As someone who has followed the way PEMRA has evolved, I am aware of the various reasons why DTH licensing has been postponed. At every expiry of each grace period (stretching over five years), during which the cable operators were required to convert their technology from analogue to digital, they demanded another extension. But 14 years is a lifetime.

I as a consumer have a right to access the content of my choice and with the best available technology. LEGALLY. And in a way so that it is my country’s treasury which benefits instead of the pockets of those involved in the illegal content business. That too on obsolete technology.

It is ironic that because the world has moved on to IPTV and Chromecast, some people are criticising PEMRA for opting for DTH. This conversation started in 2002, but was stymied by the cable operators. And now they are promoting the argument that DTH means the end of cable. Nothing could be further from the truth. In all the countries where there is DTH, including US, Germany, other European countries, Australia and India, market penetration of DTH does not exceed 40%; the rest is with digital cable. What needs to be euthanized is the analogue technology to make way for digital.

Cable will remain economically available. The only difference is that the pockets of the big media houses and their cable operators will not be lined and the taxes and levies will go to the government treasury. For far too long, far too many people have enjoyed freebies.

This is essentially what needs to happen and PEMRA must pay attention to the rights of consumer instead of being browbeaten by pressure tactics.

We all need to act as citizen watchdogs of government organisations such as PEMRA. If allegations of favouritism in the grant of licenses are made, they need to be substantiated. Keep an eye on the vetting process. Check up the antecedents of the bidders. They are listed companies. They are not contravening the law by joint ventures with foreign companies.

Stop cooking up conspiracy theories. Even Indian companies can apply for a licence if they have less than a 50% stake, IF THEY GET SECURITY CLEARANCE!

Raise questions on the integrity of the people involved in the licensing process. The due diligence is done by a board that includes members from the FIA, the Intelligence agencies as well as the media and regulatory experts.

PEMRA deserves criticism for not acting as a licensing agency (its primary function). What addition have they made to the country’s coffers? How many new channels have been granted licenses? Why must a big fish eat small fish environment prevail? Now that this is hopefully changing, and there needs to be a push back to the forces who want to maintain the status quo.

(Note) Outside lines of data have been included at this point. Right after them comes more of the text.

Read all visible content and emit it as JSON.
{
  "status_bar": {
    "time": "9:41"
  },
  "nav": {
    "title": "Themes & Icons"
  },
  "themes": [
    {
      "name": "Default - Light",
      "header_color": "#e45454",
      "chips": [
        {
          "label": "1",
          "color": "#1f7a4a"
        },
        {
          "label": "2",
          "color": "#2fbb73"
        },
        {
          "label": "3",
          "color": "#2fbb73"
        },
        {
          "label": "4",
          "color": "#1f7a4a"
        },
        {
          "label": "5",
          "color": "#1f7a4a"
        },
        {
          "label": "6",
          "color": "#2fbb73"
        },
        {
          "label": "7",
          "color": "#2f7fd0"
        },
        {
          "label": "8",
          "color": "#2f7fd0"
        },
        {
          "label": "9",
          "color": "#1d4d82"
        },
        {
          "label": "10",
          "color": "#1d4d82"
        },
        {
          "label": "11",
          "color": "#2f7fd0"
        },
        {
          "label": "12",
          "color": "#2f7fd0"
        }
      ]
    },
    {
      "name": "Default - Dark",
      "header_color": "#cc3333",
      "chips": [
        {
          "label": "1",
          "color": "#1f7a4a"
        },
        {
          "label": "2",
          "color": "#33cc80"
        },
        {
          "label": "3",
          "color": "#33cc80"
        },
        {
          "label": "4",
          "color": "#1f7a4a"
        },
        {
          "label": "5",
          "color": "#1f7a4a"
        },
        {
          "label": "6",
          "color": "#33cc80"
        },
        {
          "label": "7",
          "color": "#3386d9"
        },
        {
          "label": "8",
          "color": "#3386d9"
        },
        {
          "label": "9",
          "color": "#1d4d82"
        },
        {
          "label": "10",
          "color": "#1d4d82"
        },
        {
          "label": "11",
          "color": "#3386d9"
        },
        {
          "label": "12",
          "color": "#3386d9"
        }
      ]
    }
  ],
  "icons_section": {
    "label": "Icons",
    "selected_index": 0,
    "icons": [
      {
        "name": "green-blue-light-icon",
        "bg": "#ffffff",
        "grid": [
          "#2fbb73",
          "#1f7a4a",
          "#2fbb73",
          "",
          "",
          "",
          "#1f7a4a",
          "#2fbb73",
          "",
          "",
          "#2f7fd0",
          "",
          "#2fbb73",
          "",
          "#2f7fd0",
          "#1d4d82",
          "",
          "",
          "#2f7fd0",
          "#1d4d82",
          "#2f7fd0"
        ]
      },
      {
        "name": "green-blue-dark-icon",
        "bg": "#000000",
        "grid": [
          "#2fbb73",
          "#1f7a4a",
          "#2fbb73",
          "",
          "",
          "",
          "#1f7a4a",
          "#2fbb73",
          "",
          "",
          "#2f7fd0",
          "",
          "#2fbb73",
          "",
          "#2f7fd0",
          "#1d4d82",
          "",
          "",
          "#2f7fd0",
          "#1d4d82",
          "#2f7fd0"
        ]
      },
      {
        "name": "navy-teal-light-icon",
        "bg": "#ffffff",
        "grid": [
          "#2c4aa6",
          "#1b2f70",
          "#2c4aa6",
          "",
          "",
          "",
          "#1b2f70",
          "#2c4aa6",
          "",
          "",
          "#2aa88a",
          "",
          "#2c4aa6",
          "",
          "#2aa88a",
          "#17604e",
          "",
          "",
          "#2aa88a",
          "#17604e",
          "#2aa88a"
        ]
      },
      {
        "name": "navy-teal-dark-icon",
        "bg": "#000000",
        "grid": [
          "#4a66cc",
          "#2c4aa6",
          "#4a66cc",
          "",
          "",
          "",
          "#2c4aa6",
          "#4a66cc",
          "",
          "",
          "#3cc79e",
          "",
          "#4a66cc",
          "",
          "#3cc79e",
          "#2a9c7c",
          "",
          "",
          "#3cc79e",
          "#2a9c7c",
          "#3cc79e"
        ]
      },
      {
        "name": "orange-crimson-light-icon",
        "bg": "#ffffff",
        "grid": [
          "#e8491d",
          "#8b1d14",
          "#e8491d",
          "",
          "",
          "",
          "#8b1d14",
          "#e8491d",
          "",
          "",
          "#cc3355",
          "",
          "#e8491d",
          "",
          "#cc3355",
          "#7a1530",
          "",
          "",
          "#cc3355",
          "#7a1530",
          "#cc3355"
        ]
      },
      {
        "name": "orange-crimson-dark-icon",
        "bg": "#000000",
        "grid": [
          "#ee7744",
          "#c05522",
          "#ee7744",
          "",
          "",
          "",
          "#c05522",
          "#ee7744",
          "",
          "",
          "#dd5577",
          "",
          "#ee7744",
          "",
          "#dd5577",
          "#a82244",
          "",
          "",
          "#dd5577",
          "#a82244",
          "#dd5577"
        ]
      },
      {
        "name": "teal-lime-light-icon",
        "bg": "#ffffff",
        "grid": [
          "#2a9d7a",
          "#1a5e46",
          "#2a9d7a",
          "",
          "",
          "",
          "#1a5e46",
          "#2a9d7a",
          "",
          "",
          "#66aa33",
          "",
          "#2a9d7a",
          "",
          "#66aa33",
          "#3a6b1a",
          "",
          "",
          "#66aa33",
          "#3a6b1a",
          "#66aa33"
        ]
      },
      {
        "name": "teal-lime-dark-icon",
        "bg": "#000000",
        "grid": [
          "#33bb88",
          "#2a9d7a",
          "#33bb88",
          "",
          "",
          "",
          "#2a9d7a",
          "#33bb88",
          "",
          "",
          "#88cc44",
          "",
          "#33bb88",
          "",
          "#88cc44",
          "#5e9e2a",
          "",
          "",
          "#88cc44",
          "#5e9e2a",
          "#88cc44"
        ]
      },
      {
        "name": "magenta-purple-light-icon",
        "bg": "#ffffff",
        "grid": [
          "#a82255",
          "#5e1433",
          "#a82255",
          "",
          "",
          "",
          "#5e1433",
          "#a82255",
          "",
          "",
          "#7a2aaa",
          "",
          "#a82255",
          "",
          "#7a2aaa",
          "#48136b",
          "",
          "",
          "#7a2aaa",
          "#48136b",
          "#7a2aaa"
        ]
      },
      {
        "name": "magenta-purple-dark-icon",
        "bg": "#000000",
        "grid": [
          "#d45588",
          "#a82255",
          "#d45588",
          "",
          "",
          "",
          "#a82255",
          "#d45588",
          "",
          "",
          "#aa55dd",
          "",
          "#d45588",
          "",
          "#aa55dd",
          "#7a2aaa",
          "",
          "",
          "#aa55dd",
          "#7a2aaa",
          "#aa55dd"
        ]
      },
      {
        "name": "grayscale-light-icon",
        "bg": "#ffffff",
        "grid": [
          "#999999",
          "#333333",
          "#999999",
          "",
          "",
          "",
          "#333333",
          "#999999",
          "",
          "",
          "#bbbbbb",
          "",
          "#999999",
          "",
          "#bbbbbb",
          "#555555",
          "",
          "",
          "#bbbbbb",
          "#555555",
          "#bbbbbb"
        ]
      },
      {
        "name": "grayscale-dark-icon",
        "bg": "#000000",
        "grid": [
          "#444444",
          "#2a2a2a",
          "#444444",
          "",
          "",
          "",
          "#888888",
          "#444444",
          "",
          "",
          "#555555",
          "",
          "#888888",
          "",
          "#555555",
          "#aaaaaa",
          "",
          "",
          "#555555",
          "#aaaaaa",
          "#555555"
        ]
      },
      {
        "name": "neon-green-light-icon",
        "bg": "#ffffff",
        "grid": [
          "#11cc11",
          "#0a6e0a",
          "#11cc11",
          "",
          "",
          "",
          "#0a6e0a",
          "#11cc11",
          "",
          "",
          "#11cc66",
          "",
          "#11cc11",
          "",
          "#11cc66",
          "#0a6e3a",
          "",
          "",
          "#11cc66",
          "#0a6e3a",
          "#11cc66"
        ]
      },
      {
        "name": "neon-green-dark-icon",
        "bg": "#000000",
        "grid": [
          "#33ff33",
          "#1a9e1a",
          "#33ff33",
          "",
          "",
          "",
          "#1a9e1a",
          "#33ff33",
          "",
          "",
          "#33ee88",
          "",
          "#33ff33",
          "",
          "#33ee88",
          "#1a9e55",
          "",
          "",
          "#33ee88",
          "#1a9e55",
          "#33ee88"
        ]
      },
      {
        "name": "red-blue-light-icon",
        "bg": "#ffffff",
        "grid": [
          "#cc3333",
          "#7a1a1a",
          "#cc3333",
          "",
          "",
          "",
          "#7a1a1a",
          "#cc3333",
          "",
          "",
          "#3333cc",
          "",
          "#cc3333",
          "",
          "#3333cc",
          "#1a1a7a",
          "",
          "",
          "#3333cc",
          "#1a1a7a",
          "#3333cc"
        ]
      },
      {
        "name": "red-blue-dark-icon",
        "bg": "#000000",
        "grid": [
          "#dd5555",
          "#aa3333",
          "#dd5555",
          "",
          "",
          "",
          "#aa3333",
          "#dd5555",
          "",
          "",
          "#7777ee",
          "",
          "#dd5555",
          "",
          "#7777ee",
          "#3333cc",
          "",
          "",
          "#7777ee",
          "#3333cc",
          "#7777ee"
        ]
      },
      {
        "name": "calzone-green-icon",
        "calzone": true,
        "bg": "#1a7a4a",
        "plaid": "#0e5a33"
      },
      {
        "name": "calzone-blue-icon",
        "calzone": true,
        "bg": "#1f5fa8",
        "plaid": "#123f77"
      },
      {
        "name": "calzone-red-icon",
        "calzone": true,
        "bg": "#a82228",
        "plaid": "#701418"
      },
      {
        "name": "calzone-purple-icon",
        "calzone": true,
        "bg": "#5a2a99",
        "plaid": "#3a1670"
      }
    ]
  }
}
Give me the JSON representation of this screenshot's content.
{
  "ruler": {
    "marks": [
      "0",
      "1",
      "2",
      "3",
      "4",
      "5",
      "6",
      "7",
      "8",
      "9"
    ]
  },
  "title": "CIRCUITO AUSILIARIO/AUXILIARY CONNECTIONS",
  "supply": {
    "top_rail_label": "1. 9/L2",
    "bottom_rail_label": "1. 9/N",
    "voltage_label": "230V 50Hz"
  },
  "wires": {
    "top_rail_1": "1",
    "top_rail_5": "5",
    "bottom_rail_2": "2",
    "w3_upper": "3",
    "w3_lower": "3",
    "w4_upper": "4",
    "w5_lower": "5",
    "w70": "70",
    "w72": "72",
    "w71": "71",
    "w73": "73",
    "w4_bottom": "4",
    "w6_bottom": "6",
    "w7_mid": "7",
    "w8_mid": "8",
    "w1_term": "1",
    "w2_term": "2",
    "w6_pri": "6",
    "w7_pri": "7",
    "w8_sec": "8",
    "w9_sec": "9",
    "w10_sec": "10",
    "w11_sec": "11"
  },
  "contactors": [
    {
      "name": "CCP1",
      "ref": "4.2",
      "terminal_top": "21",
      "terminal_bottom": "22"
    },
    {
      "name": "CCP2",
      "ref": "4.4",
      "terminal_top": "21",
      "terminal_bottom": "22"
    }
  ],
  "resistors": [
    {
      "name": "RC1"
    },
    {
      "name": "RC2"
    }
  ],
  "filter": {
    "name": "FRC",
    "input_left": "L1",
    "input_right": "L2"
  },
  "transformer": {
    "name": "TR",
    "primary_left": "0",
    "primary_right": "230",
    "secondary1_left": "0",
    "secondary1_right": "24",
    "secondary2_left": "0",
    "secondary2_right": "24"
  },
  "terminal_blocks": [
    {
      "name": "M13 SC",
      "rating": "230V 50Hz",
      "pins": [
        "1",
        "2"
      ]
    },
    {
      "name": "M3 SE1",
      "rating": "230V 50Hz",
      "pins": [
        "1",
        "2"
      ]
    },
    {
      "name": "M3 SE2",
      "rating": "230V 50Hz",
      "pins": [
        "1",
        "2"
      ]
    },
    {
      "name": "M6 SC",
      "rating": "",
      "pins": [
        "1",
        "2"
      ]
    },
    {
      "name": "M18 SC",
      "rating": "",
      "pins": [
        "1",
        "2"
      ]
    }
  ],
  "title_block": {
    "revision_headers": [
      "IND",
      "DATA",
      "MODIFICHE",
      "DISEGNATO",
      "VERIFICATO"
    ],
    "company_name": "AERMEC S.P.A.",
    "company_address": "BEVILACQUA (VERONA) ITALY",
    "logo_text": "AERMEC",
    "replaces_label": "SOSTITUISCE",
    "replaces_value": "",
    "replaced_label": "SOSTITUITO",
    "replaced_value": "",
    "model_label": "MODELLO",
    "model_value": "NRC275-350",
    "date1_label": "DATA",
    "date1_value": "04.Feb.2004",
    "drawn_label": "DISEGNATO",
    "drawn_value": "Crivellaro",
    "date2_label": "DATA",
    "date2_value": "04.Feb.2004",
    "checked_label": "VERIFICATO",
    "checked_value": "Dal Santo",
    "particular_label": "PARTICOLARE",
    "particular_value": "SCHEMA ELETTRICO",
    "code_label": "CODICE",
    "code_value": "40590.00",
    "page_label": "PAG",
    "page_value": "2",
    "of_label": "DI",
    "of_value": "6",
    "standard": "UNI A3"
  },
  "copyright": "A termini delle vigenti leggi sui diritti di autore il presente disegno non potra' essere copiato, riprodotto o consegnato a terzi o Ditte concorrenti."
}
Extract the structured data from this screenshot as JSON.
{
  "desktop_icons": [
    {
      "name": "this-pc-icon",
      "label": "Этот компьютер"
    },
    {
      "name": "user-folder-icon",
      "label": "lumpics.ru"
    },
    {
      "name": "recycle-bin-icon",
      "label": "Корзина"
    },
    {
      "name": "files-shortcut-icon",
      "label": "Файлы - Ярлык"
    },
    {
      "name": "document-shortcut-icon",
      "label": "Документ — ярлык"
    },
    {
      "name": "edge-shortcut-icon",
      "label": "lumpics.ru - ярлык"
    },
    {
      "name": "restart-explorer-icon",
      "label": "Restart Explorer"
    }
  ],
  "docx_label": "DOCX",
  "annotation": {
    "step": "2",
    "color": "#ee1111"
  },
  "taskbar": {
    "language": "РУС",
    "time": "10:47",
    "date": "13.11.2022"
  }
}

As a consumer, I demand better choice, better technology and security in the knowledge that service I am paying for will not be withdrawn without reason. Once again a game of ping pong is going on in the courts on the DTH issue. Without commenting on that, I just want to stress that my rights as a consumer need to be safeguarded.